After being sent to 26 countries while in the Army, I decided I wanted to see my own country so I started driving a truck. After 22 years as an over the road truck driver, it was time to slow down and really see everything I had already seen. The bicycle touring community is one of the only communities that is all-inclusive. Cyclists are not judgemental of others. Rather, they are supportive of each other. This community believes in encouraging others to ride their own ride. It doesn’t matter how you do it, just that you do.
“One of the great things about bicycling is that a shift of gears keeps the pedaling easy even as the road goes up and down. In life, we need to make mental shifts at times.”Bryn Douds
It’s a misty, cold morning in Patzcuaro, Mexico and an older gentleman rides his rusty steel frame bike flanked with a basket full of pan dulce, yelling, “Freshly baked!” People slowly come out from their homes and buy freshly baked goods to start their day. My mom joins the crowd and buys my favorite muffin. The gentleman continues his journey a few pounds lighter, up a daunting hill and into the horizon. Until I was 12 years old, that was my only relationship with bikes; a relationship that consisted of being a spectator and not a doer. I had a humble childhood and learning how to ride a bike was only a movie scene.
In 2006, my family immigrated to the US and settled in the quiet community of Breckenridge, CO. The same summer, my father purchased a silver and red BMX single-speed from Walmart to share with my brother. The two of us were determined to learn and took turns riding behind the apartment complex. A dream became a reality and after a front suspension bike was given to me, mountain biking took over my life.

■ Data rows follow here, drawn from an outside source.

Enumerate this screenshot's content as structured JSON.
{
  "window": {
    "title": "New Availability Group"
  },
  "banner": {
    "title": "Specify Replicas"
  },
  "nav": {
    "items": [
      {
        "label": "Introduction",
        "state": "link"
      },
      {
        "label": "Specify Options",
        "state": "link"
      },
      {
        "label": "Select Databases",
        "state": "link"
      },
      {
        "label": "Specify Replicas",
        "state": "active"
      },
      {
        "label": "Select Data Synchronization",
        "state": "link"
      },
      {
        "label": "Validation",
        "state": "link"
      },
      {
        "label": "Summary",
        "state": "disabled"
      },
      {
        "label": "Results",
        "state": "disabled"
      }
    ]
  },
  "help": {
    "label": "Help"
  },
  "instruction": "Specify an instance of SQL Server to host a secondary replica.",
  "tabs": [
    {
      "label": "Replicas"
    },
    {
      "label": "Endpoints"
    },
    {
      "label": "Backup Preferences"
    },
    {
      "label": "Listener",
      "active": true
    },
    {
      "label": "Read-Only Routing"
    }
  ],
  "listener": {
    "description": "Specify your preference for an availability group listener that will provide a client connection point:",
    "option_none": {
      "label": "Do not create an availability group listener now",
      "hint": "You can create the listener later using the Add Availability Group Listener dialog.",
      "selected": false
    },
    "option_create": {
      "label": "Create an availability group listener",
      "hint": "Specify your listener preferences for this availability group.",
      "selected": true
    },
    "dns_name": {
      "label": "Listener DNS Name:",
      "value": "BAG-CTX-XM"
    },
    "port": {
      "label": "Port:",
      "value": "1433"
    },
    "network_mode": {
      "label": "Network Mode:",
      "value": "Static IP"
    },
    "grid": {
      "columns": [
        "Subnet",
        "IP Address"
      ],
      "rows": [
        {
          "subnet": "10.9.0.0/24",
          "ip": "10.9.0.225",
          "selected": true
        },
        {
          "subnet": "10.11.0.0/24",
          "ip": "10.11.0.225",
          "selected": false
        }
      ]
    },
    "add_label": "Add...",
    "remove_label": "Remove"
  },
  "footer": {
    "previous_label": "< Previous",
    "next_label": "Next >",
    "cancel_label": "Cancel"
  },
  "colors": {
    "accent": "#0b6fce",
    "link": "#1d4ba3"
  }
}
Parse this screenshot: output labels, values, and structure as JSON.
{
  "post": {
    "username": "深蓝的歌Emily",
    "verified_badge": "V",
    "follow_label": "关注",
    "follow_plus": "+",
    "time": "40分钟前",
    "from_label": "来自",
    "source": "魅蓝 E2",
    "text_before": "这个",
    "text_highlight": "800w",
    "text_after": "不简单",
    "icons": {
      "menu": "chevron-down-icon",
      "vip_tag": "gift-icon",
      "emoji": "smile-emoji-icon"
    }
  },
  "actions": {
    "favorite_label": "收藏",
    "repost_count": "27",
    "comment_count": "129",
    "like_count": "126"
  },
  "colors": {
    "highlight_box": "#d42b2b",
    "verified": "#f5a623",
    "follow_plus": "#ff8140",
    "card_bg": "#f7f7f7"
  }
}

Living in Breckenridge meant having world-class trails in my backyard.
My brother passed away in 2009 and so did my desire to continue biking. With time, I got back on the saddle with a different perspective. I continue mountain biking today and have started long-distance cycling. Cycling is not about me anymore; it is about giving light to the voiceless and serving as an example for others from all walks of life to ride their bikes.
In July of 2019, I cycled 120 miles from Copper Mountain, CO to Aspen, CO over several mountain passes to honor the 17,000 other Colorado Dreamers. The ride brought attention to a moral issue that should not be political. After all, cycling is a diverse sport that should bring back memories from our childhood and should inspire us all to venture more. At the end of the day, I ride in memory of my brother, for social justice, to celebrate the diversity of this sport, and inspire others to find their reason.